Ergolytic is the opposite of ergogenic. It is derived from the Greek word ergon, meaning "work" and -lytic, which is the adjective form of the Greek word lysos, meaning "loosing, dissolving, or dissolution." The term ergolytic is used to refer to an agent, device, or factor that impairs athletic performance rather than enhances it. This impairment can be the result of physiological or psychological factors. Some common ergolytic agents are alcohol, tobacco (including smokeless), and marijuana.
Continue Reading » Ergolytic Agents: Substances and Other Agents that Impair Performance
During high intensity anaerobic events, the muscles fatigue and energy supply is compromised because of the buildup of lactic acid from glycolysis. Athletes in high intensity events that last 2 to 10 minutes, such as a 400 to 800 or 1500 meter running races or middle distance swimming races sometimes use soda loading in an attempt to neutralize the lactic acid that accumulates in the blood. Depending on interpretation of the research, some experts suggest that the benefit is limited to events of 1 to 7 minute duration. Soda loading is also called buffer boosting or bicarbonate loading. It is also called, more rarely, soda doping or simply acid buffering.
Although most people, when they think of "performance enhancing drugs," only think of anabolic steroids, there is actually a large array of drugs that are used to enhance various aspects of performance. Some basic categories of drugs that are used in this way, including steroids, are stimulants, beta blockers, beta-2 agonists, diuretics, narcotic analgesics, and the oxygen increasing drug epoetin.

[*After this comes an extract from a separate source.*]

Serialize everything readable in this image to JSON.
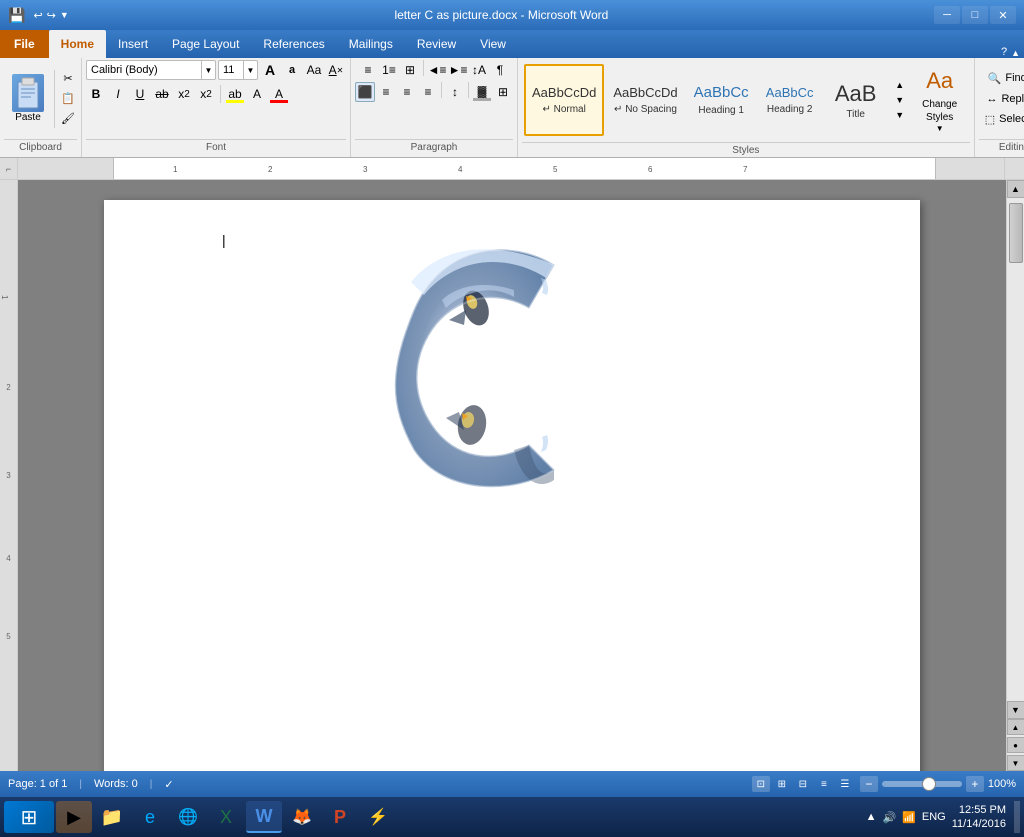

Since all such drugs are meant to be prescribed and used for specific medical conditions, using them as ergogenic aids can be very dangerous and such use should be considered abuse. This is especially true since athletes often take drugs in doses that far exceed normal therapeutic doses, and side effects, in some drugs, can occur even at normal levels. The side effects of a drug may also depend on the person's metabolism and whether other drugs are used at the same time. The following is a list of categories of performance enhancing drugs, their intended effect on performance, and their potential side-effects, starting with a brief review of anabolic steroids.
Continue Reading » Peformance Enhancing Drugs Other Than Anabolic Steroids Used in Sports
I recently published some very informative articles on ergogenic dietary supplements by Melvin Williams. Or at least "supposedly" ergogenic dietary supplements. Obviously, while many supplements may have health benefits, some are more ergogenic than others.
As you may recall, an ergogenic is anything that can help us do work or increase our capacity to do work. In other words improve our performance.
Continue Reading » What Are Herbs Really Good For? Catnip and Fennel
Sports success is dependent primarily on genetic endowment in athletes with morphologic, psychologic, physiologic and metabolic traits specific to performance characteristics vital to their sport. Such genetically-endowed athletes must also receive optimal training to increase physical power, enhance mental strength, and provide a mechanical advantage. However, athletes often attempt to go beyond training and use substances and techniques, often referred to as ergogenics1, in attempts to gain a competitive advantage. Pharmacological agents, such as anabolic steroids and amphetamines, have been used in the past, but such practices by athletes have led to the establishment of anti-doping legislation and effective testing protocols to help deter their use. Thus, many athletes have turned to various dietary strategies, including the use of various dietary supplements (sports supplements), which they presume to be effective, safe and legal.
Continue Reading » Vitamins and Sports Performance